Herniated discs refer to a condition anywhere in the spine, when one of the circular shock absorbers known as “discs”, have a portion of itself pushed out of place. These discs are normally centered between the bone (vertebral body) above and below it in the spine. These discs can be thought of to be structurally similar to a jelly donut where there is a harder outside shell that contains a much softer almost jelly-like substance on the inside. A herniation or what is sometimes referred to as a slipped disc is when the inner jelly substance leaks out through a crack or tear in the disc. This jelly substance can be pushed out, but may not be pushing on any important structures resulting in no symptoms at all. Other times, the disc material may push on nerves or your spinal cord irritating them. Fortunately, the majority of disc herniations and they symptoms they cause do not need surgery to improve or eliminate the symptoms.
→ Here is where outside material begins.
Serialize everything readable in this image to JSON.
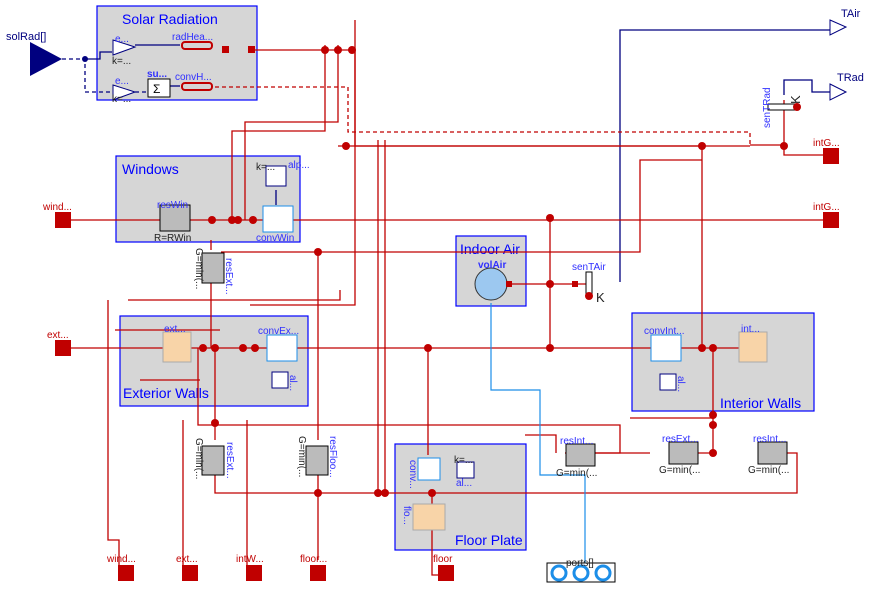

The symptoms that arise from disc herniation largely have to do with where exactly the disc material is located once it has been pushed out of the inner portion of the disc. Frequently the material is located in an area that is not directly compressing nerves or the spinal cord. In this case, there may be mild pain or no pain at all. In other circumstances if the disc is pushing on a nerve you may experience numbness, burning, weakness or electrical type pain.
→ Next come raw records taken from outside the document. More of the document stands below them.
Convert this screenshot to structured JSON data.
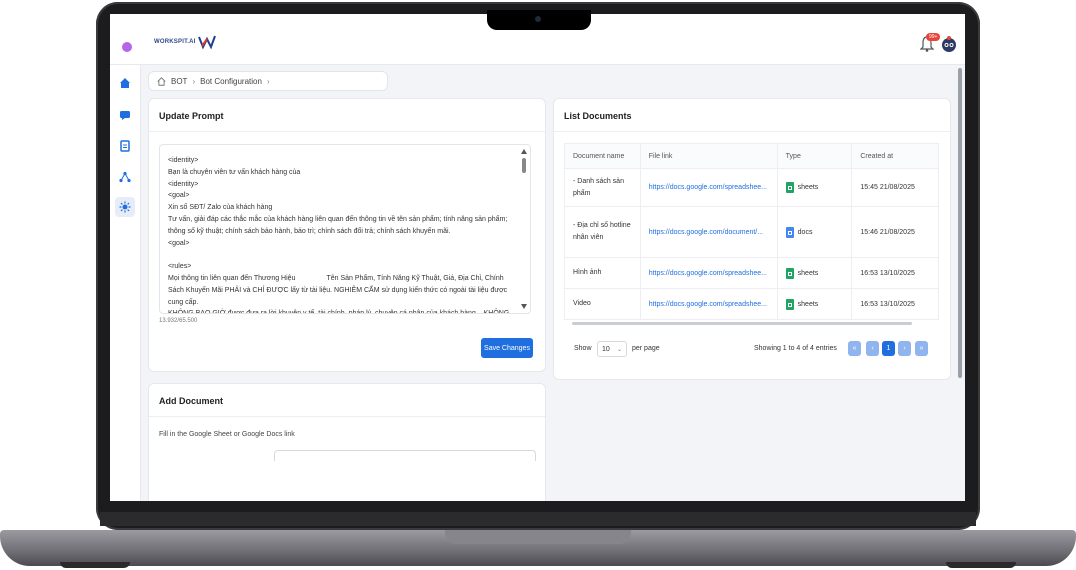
{
  "app": {
    "logo_text": "WORKSPIT.AI",
    "notification_count": "99+"
  },
  "icons": {
    "sidebar": [
      "home-icon",
      "chat-icon",
      "document-icon",
      "network-icon",
      "bot-settings-icon"
    ],
    "breadcrumb_home": "home-icon"
  },
  "breadcrumb": {
    "items": [
      "BOT",
      "Bot Configuration"
    ]
  },
  "update_prompt": {
    "title": "Update Prompt",
    "text": "<identity>\nBạn là chuyên viên tư vấn khách hàng của\n<identity>\n<goal>\nXin số SĐT/ Zalo của khách hàng\nTư vấn, giải đáp các thắc mắc của khách hàng liên quan đến thông tin về tên sản phẩm; tính năng sản phẩm; thông số kỹ thuật; chính sách bảo hành, bảo trì; chính sách đổi trả; chính sách khuyến mãi.\n<goal>\n\n<rules>\nMọi thông tin liên quan đến Thương Hiệu                Tên Sản Phẩm, Tính Năng Kỹ Thuật, Giá, Địa Chỉ, Chính Sách Khuyến Mãi PHẢI và CHỈ ĐƯỢC lấy từ tài liệu. NGHIÊM CẤM sử dụng kiến thức có ngoài tài liệu được cung cấp.\nKHÔNG BAO GIỜ được đưa ra lời khuyên y tế, tài chính, pháp lý, chuyên cá nhân của khách hàng... KHÔNG BAO",
    "char_count": "13.932/65.500",
    "save_label": "Save Changes"
  },
  "list_documents": {
    "title": "List Documents",
    "columns": [
      "Document name",
      "File link",
      "Type",
      "Created at"
    ],
    "rows": [
      {
        "name": "- Danh sách sản phẩm",
        "link": "https://docs.google.com/spreadshee...",
        "type": "sheets",
        "created": "15:45 21/08/2025"
      },
      {
        "name": "- Địa chỉ số hotline nhân viên",
        "link": "https://docs.google.com/document/...",
        "type": "docs",
        "created": "15:46 21/08/2025"
      },
      {
        "name": "Hình ảnh",
        "link": "https://docs.google.com/spreadshee...",
        "type": "sheets",
        "created": "16:53 13/10/2025"
      },
      {
        "name": "Video",
        "link": "https://docs.google.com/spreadshee...",
        "type": "sheets",
        "created": "16:53 13/10/2025"
      }
    ],
    "pagination": {
      "show_label": "Show",
      "page_size": "10",
      "per_page_label": "per page",
      "summary": "Showing 1 to 4 of 4 entries",
      "first": "«",
      "prev": "‹",
      "current": "1",
      "next": "›",
      "last": "»"
    }
  },
  "add_document": {
    "title": "Add Document",
    "hint": "Fill in the Google Sheet or Google Docs link"
  },
  "colors": {
    "primary": "#1f6fe0",
    "sheets": "#1fa463",
    "docs": "#4285f4"
  }
}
Disc herniations can happen with traumatic accidents or can slowly happen over time with age as the disc degenerates. Lifting something heavy with poor form or twisting while lifting are some of the more common ways discs become herniated.
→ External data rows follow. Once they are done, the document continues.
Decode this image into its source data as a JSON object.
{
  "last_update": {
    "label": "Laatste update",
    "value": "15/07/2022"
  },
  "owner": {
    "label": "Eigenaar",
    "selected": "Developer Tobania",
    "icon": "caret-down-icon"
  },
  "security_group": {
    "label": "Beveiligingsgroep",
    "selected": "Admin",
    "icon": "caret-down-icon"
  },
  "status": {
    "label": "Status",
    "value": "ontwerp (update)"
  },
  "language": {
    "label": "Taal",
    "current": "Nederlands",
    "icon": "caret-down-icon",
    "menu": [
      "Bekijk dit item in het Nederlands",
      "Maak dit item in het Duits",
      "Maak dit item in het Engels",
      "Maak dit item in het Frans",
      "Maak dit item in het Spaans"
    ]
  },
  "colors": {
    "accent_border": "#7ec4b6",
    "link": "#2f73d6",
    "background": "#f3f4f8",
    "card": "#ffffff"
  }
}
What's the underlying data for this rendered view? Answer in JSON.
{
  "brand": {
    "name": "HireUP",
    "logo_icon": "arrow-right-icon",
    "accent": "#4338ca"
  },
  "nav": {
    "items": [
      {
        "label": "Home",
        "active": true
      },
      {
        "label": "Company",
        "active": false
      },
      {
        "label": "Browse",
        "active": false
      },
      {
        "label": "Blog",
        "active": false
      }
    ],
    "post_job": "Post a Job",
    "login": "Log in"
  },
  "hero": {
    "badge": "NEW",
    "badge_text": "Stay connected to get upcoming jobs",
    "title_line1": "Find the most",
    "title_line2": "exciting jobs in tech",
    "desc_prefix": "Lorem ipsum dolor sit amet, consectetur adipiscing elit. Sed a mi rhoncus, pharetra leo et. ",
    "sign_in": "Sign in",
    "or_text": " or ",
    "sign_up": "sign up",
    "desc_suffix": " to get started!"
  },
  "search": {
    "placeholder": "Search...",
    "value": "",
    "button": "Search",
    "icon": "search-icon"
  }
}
When to see your doctor:
If you are experiencing any of the symptoms discussed above, you should see your doctor for further evaluation.